The American Hospital Association (AHA) is urging Congress to move forward with the Electronic Health Record Regulatory Relief Act (S. 3173), legislation introduced this summer aiming to provide regulatory flexibility to providers and hospitals operating under the Meaningful Use program.
According to AHA’s letter, the bill “would provide much-needed relief to hospitals as they work to ensure patients receive high-quality care. It would allow participants in the Medicare and Medicaid EHR Incentive programs to be deemed meaningful users if they meet 70 percent of the measures as determined by the Secretary of Health and Human Services. The AHA has long advocated for the elimination of the “all-or-nothing approach” to meaningful use of EHRs. Under this approach, failure to meet any one of the requirements under the Medicare and Medicaid EHR Incentive programs, even by a small amount, results in a large payment penalty. This is unfair to hospitals that make good faith efforts to comply, may actually comply with a large percentage of the requirements, expend significant resources and funds in doing so, but still fall short.”
U.S. Sens. John Thune (R-S.D.), Lamar Alexander (R-Tenn.), Mike Enzi (R-Wyo.), Pat Roberts (R-Kans.), Richard Burr (R-N.C.), and Bill Cassidy (R-La.) sponsored the bill and stated in a summary document that “regulatory flexibility is necessary to help hospitals and medical providers focus on transitioning into the new, patient-focused payment policies created by Congress by the Medicare Access and CHIP Reauthorization Act of 2015 (MACRA), instead of the “check-the-box” meaningful use program.”

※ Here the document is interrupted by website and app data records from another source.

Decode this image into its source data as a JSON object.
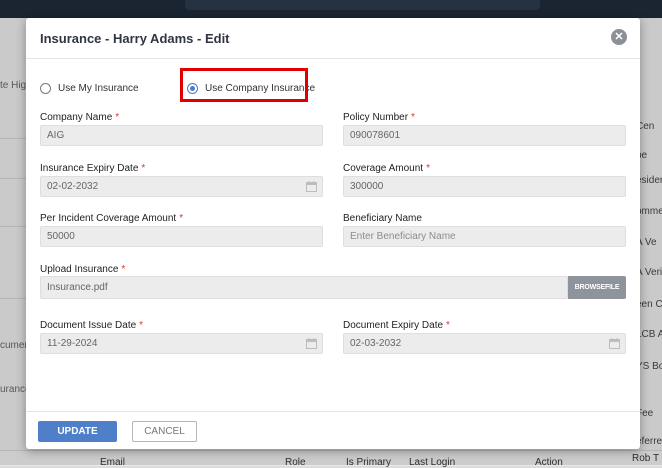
{
  "background": {
    "left_texts": [
      "te Hig",
      "cument",
      "urance"
    ],
    "right_items": [
      "Cen",
      "pe",
      "esiden",
      "ommer",
      "A Ve",
      "A Veri",
      "een C",
      "LCB A",
      "YS Bo",
      "Fee",
      "eferre"
    ],
    "table_headers": [
      "Email",
      "Role",
      "Is Primary",
      "Last Login",
      "Action"
    ],
    "footer_right": "Rob T"
  },
  "modal": {
    "title": "Insurance - Harry Adams - Edit",
    "close_glyph": "✕",
    "options": {
      "my_insurance": "Use My Insurance",
      "company_insurance": "Use Company Insurance"
    },
    "fields": {
      "company_name": {
        "label": "Company Name",
        "value": "AIG"
      },
      "policy_number": {
        "label": "Policy Number",
        "value": "090078601"
      },
      "insurance_expiry": {
        "label": "Insurance Expiry Date",
        "value": "02-02-2032"
      },
      "coverage_amount": {
        "label": "Coverage Amount",
        "value": "300000"
      },
      "per_incident": {
        "label": "Per Incident Coverage Amount",
        "value": "50000"
      },
      "beneficiary": {
        "label": "Beneficiary Name",
        "placeholder": "Enter Beneficiary Name"
      },
      "upload": {
        "label": "Upload Insurance",
        "value": "Insurance.pdf",
        "button": "BROWSEFILE"
      },
      "doc_issue": {
        "label": "Document Issue Date",
        "value": "11-29-2024"
      },
      "doc_expiry": {
        "label": "Document Expiry Date",
        "value": "02-03-2032"
      }
    },
    "required_mark": "*",
    "buttons": {
      "update": "UPDATE",
      "cancel": "CANCEL"
    }
  },
  "colors": {
    "accent": "#4f7fc9",
    "highlight": "#e00000",
    "required": "#d33333"
  },
  "selected_option": "company_insurance"
}
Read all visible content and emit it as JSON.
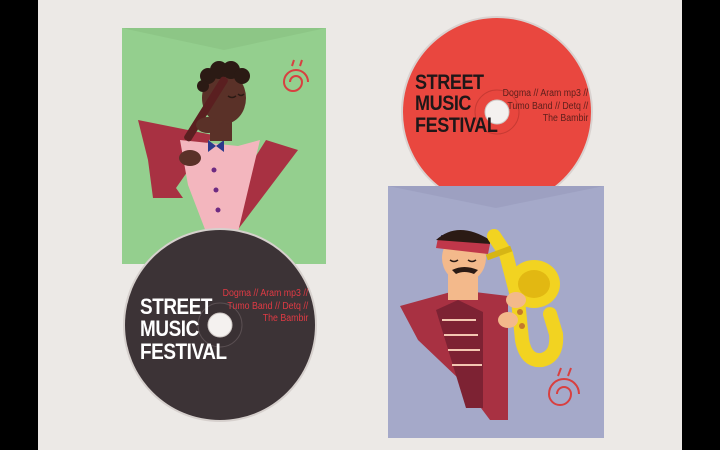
{
  "colors": {
    "background": "#ece9e6",
    "frame": "#000000",
    "green_sleeve": "#94cf8e",
    "blue_sleeve": "#a5a9c9",
    "red_disc": "#e9473f",
    "dark_disc": "#3c3336",
    "maroon": "#a83142",
    "pink": "#f3b6be",
    "brass": "#f2d321",
    "disc_title_red": "#1e1718",
    "disc_title_dark": "#ffffff",
    "disc_bands_red": "#5c1f1b",
    "disc_bands_dark": "#e03a44"
  },
  "red_disc": {
    "title": [
      "STREET",
      "MUSIC",
      "FESTIVAL"
    ],
    "bands": [
      "Dogma // Aram mp3 //",
      "Tumo Band // Detq //",
      "The Bambir"
    ]
  },
  "dark_disc": {
    "title": [
      "STREET",
      "MUSIC",
      "FESTIVAL"
    ],
    "bands": [
      "Dogma // Aram mp3 //",
      "Tumo Band // Detq //",
      "The Bambir"
    ]
  },
  "illustrations": {
    "green_sleeve": "flute-player-illustration",
    "blue_sleeve": "saxophone-player-illustration",
    "ornaments": [
      "swirl-ornament-icon",
      "swirl-ornament-icon"
    ]
  }
}
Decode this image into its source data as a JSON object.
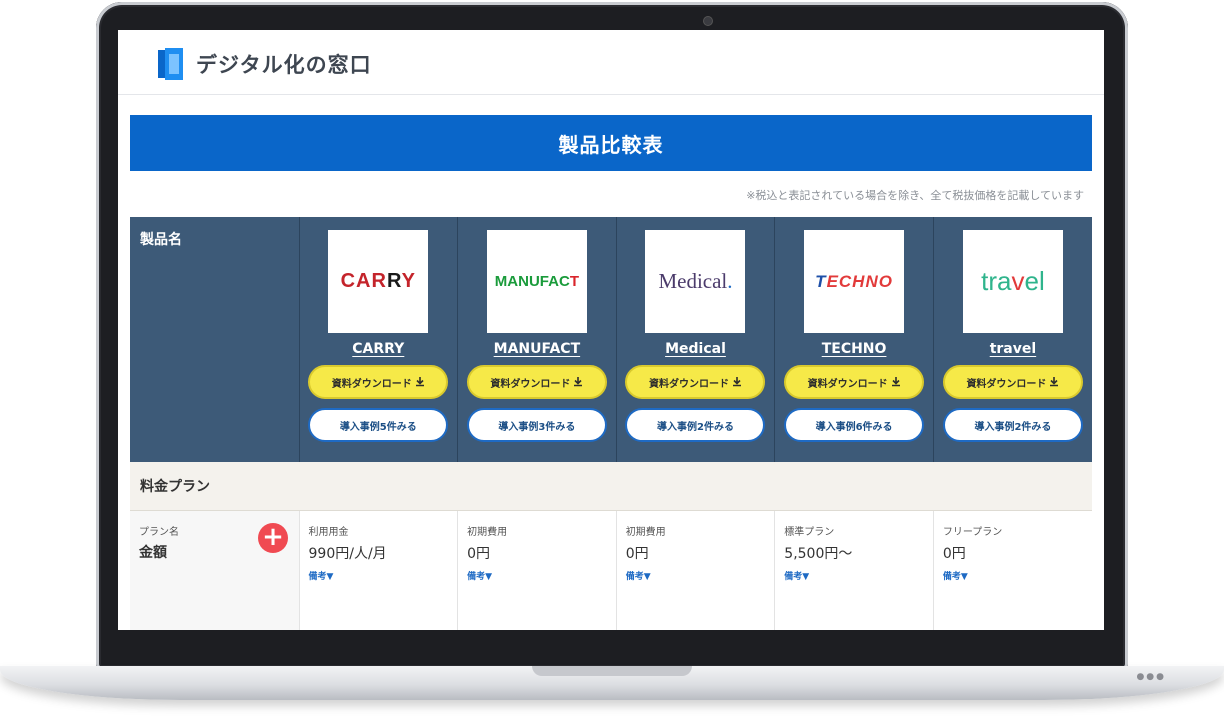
{
  "header": {
    "site_name": "デジタル化の窓口"
  },
  "page": {
    "title": "製品比較表",
    "tax_note": "※税込と表記されている場合を除き、全て税抜価格を記載しています"
  },
  "table": {
    "product_label": "製品名",
    "section_label": "料金プラン",
    "plan_small_label": "プラン名",
    "plan_title_label": "金額",
    "plus_symbol": "+",
    "download_label": "資料ダウンロード",
    "download_icon": "download-icon",
    "products": [
      {
        "name": "CARRY",
        "logo_text": "CARRY",
        "case_label": "導入事例5件みる",
        "plan_type": "利用用金",
        "plan_price": "990円/人/月",
        "note": "備考▼"
      },
      {
        "name": "MANUFACT",
        "logo_text": "MANUFACT",
        "case_label": "導入事例3件みる",
        "plan_type": "初期費用",
        "plan_price": "0円",
        "note": "備考▼"
      },
      {
        "name": "Medical",
        "logo_text": "Medical.",
        "case_label": "導入事例2件みる",
        "plan_type": "初期費用",
        "plan_price": "0円",
        "note": "備考▼"
      },
      {
        "name": "TECHNO",
        "logo_text": "TECHNO",
        "case_label": "導入事例6件みる",
        "plan_type": "標準プラン",
        "plan_price": "5,500円〜",
        "note": "備考▼"
      },
      {
        "name": "travel",
        "logo_text": "travel",
        "case_label": "導入事例2件みる",
        "plan_type": "フリープラン",
        "plan_price": "0円",
        "note": "備考▼"
      }
    ]
  },
  "colors": {
    "banner": "#0a66c9",
    "table_header": "#3d5a78",
    "download_button": "#f6e948",
    "case_button_border": "#1e6ac4",
    "plus_button": "#f04a52"
  }
}
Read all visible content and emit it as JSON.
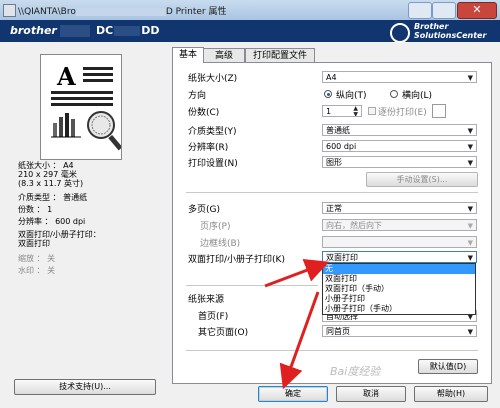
{
  "window": {
    "title": "\\\\QIANTA\\Bro",
    "title_suffix": "D Printer 属性",
    "close_glyph": "✕"
  },
  "banner": {
    "brand": "brother",
    "model": "DC",
    "model_suffix": "DD",
    "solutions": [
      "Brother",
      "SolutionsCenter"
    ]
  },
  "summary": {
    "paper_size": "纸张大小 ： A4",
    "dimensions_mm": "210 x 297 毫米",
    "dimensions_in": "(8.3 x 11.7 英寸)",
    "media_type": "介质类型 ： 普通纸",
    "copies": "份数 ： 1",
    "resolution": "分辨率 ： 600 dpi",
    "duplex": "双面打印/小册子打印：",
    "duplex_value": "双面打印",
    "scaling": "缩放 ： 关",
    "watermark": "水印 ： 关"
  },
  "support_button": "技术支持(U)...",
  "tabs": [
    "基本",
    "高级",
    "打印配置文件"
  ],
  "basic": {
    "paper_size_label": "纸张大小(Z)",
    "paper_size_value": "A4",
    "orientation_label": "方向",
    "portrait_label": "纵向(T)",
    "landscape_label": "横向(L)",
    "copies_label": "份数(C)",
    "copies_value": "1",
    "collate_label": "逐份打印(E)",
    "media_type_label": "介质类型(Y)",
    "media_type_value": "普通纸",
    "resolution_label": "分辨率(R)",
    "resolution_value": "600 dpi",
    "print_settings_label": "打印设置(N)",
    "print_settings_value": "图形",
    "manual_settings_button": "手动设置(S)...",
    "multi_page_label": "多页(G)",
    "multi_page_value": "正常",
    "page_order_label": "页序(P)",
    "page_order_value": "向右，然后向下",
    "border_line_label": "边框线(B)",
    "duplex_label": "双面打印/小册子打印(K)",
    "duplex_value": "双面打印",
    "duplex_options": [
      "无",
      "双面打印",
      "双面打印（手动）",
      "小册子打印",
      "小册子打印（手动）"
    ],
    "paper_source_label": "纸张来源",
    "first_page_label": "首页(F)",
    "first_page_value": "自动选择",
    "other_pages_label": "其它页面(O)",
    "other_pages_value": "同首页",
    "default_button": "默认值(D)"
  },
  "buttons": {
    "ok": "确定",
    "cancel": "取消",
    "help": "帮助(H)"
  },
  "watermark_text": "Bai度经验",
  "colors": {
    "banner": "#11366f",
    "selection": "#3399ff",
    "arrow": "#e02020"
  }
}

These same six legislators are members of the Senate REBOOT group and authored a 2013 report, “REBOOT: Re-examining the Strategies Needed to Successfully Adopt Health IT,” outlining their concerns with the meaningful use program.
Also in the EHR Regulatory Relief Act, the Senators propose to shorten the reporting period for eligible physicians and hospitals from 365 days to 90 days. “This will be especially important in 2018, which is slated to be the first year of Stage 3,” the letter wrote. Recently, the Centers for Medicare & Medicaid Services (CMS) published an Outpatient Prospective Payment System (OPPS) final rule that will permit 90-day EHR reporting periods in both 2016 and 2017 for all returning EPs, eligible hospitals and CAHs (critical access hospitals) that have previously demonstrated meaningful use in the Medicare and Medicaid EHR Incentive Programs.
The EHR Regulatory Relief Act also calls for providing hardship relief to providers for 2016 and 2017 to include insufficient internet connectivity, natural disasters, unexpected practice closures, vendor and certification issues and lack of face-to-face patient interaction.
AHA’s letter continued, MACRA “made changes to the meaningful use program for physicians that calls for greater flexibility in how physicians and other eligible clinicians are expected to use certified technology to support clinical care. As these changes are implemented, it will be essential to ensure that program requirements are aligned across all participants, including physicians, hospitals and critical access hospitals. This alignment is critical to ensuring the ability to share information and improve care coordination among providers across the continuum. The Oct. 14 final regulations for MACRA fall short in this regard.”